__EXERCISE DETAILS__
Pull every line that includes the word "icon" from the data.

__DATA EXTRACT__

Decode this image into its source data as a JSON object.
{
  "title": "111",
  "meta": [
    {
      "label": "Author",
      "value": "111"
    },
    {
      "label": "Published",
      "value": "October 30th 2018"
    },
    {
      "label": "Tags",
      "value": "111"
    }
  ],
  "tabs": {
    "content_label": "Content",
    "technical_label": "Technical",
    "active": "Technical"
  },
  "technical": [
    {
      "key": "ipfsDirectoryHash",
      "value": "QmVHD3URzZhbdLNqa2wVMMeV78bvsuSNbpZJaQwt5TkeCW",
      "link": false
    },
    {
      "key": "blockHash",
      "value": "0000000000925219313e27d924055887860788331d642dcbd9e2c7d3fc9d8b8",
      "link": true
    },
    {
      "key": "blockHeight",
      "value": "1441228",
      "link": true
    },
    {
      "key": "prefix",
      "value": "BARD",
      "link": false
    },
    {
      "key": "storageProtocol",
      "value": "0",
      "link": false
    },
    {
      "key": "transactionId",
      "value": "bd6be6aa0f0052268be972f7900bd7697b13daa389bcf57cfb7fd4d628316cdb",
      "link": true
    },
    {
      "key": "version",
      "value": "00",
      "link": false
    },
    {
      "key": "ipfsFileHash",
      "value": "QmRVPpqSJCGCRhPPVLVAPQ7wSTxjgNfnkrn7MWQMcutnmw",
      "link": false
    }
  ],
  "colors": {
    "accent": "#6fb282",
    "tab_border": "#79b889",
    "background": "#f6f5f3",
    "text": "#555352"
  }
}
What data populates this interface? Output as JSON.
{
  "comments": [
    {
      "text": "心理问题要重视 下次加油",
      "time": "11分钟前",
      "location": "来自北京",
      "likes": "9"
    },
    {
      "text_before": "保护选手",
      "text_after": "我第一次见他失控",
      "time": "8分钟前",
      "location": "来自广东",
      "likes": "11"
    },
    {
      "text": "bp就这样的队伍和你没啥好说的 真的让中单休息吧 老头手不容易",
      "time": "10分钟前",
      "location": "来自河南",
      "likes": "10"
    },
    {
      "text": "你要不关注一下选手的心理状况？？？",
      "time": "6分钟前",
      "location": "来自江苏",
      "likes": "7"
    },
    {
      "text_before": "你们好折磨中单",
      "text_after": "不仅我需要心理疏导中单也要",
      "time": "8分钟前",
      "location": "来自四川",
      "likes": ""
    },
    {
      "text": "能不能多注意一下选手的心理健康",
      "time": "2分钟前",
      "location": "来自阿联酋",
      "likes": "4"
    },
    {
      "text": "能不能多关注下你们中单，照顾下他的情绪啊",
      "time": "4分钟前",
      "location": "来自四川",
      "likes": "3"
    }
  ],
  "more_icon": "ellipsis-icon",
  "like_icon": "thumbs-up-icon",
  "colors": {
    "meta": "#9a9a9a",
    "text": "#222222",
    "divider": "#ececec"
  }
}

__SOLUTION TO THE EXERCISE__
  "more_icon": "ellipsis-icon",
  "like_icon": "thumbs-up-icon",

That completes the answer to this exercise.